• _About this exercise_
If a line in the entries below includes the string "Переоценка", copy it out.

(Stored items from a collection)
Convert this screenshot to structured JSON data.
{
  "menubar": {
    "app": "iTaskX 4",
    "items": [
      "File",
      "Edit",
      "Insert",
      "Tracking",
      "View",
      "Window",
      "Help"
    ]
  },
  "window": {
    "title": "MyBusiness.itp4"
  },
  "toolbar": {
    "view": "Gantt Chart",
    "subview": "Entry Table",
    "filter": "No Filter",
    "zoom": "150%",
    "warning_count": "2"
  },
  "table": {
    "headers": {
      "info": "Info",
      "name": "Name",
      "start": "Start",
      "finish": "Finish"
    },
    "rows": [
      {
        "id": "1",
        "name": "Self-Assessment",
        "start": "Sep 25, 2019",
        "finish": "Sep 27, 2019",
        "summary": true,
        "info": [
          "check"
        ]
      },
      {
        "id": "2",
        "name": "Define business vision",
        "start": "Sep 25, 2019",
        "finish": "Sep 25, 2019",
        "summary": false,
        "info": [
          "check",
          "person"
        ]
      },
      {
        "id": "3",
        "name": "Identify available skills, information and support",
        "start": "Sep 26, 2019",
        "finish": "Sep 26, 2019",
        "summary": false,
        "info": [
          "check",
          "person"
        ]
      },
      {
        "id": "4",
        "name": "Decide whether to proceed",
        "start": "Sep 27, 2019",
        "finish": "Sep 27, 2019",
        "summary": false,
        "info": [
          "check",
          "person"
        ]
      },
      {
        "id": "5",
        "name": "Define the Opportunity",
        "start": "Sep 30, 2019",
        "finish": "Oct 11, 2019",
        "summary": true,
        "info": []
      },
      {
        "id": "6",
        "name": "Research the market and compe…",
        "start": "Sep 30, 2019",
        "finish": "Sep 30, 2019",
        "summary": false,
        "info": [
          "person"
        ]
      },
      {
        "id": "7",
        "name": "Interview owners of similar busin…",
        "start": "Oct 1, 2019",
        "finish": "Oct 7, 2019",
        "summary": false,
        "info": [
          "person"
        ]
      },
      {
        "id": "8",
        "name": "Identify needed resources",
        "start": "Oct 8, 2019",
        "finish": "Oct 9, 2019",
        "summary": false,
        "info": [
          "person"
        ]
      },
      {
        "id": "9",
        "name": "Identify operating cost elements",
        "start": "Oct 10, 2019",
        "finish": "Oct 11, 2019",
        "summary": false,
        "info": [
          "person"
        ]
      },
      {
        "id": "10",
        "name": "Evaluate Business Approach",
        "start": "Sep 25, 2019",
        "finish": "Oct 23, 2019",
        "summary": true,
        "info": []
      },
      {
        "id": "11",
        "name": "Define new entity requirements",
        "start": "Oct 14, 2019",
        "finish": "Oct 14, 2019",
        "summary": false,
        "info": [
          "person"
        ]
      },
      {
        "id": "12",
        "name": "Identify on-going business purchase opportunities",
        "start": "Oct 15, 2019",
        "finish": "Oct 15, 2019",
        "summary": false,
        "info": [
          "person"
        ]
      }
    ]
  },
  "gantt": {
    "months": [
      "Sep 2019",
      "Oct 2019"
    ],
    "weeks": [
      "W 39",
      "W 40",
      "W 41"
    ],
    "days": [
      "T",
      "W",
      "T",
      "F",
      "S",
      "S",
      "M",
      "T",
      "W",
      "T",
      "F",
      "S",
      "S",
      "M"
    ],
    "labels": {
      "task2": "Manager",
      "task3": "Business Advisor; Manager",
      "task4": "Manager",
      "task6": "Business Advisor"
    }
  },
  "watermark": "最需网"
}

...

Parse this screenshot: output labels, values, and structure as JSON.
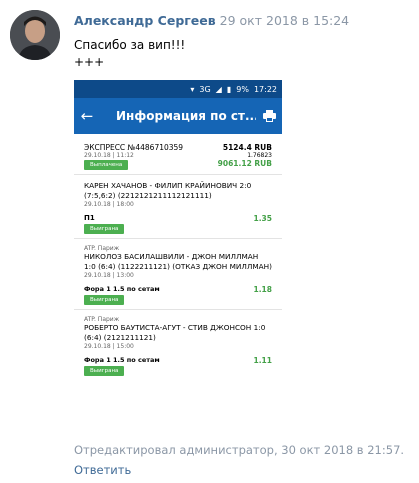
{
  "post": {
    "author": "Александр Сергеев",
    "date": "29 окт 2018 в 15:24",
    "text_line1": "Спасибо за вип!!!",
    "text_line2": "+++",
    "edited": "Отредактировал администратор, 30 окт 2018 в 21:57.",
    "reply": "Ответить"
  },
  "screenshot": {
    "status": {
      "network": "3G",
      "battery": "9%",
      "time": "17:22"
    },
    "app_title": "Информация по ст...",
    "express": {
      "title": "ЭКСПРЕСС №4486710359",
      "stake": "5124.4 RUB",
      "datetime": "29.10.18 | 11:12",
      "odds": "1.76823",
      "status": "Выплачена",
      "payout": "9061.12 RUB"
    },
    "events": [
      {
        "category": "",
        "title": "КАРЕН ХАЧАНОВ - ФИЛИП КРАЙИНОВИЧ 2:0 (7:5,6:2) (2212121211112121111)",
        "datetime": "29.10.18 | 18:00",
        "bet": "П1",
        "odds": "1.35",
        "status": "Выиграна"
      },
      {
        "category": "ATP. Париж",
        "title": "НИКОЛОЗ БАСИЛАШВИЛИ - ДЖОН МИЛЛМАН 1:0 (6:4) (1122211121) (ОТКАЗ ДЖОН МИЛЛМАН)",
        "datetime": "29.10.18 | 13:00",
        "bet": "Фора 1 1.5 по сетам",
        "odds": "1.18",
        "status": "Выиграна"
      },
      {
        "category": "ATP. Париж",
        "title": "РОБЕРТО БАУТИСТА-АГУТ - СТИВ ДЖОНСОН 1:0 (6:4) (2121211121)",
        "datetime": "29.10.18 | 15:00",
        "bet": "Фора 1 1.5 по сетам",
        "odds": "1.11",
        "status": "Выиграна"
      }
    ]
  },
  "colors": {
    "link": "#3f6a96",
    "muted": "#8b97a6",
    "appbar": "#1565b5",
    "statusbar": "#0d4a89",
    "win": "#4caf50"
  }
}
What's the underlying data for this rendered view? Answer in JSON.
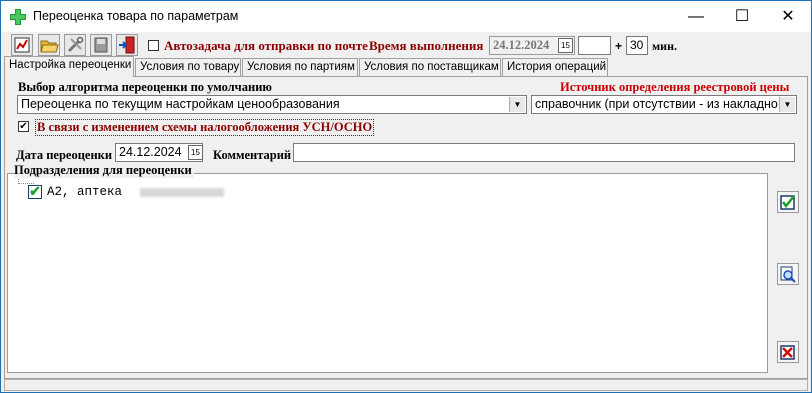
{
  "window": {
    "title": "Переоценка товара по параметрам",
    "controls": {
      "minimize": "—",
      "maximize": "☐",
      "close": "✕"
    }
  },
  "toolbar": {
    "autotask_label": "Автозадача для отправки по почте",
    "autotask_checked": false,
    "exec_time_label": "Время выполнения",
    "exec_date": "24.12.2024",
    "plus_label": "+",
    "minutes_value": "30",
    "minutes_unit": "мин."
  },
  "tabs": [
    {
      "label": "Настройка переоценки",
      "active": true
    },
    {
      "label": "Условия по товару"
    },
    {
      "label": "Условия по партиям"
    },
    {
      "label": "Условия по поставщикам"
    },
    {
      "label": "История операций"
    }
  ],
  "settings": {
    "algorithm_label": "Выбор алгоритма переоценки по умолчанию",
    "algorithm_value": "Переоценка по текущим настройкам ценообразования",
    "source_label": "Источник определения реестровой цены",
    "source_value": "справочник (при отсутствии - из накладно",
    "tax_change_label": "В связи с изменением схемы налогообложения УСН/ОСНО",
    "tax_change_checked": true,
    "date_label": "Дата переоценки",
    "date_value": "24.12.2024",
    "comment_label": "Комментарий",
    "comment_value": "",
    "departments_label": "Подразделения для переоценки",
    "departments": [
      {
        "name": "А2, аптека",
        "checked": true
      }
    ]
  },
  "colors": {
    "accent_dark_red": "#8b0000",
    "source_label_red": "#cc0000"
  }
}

• _The completed task_
    "title": "Переоценка товара по параметрам",
    "algorithm_value": "Переоценка по текущим настройкам ценообразования",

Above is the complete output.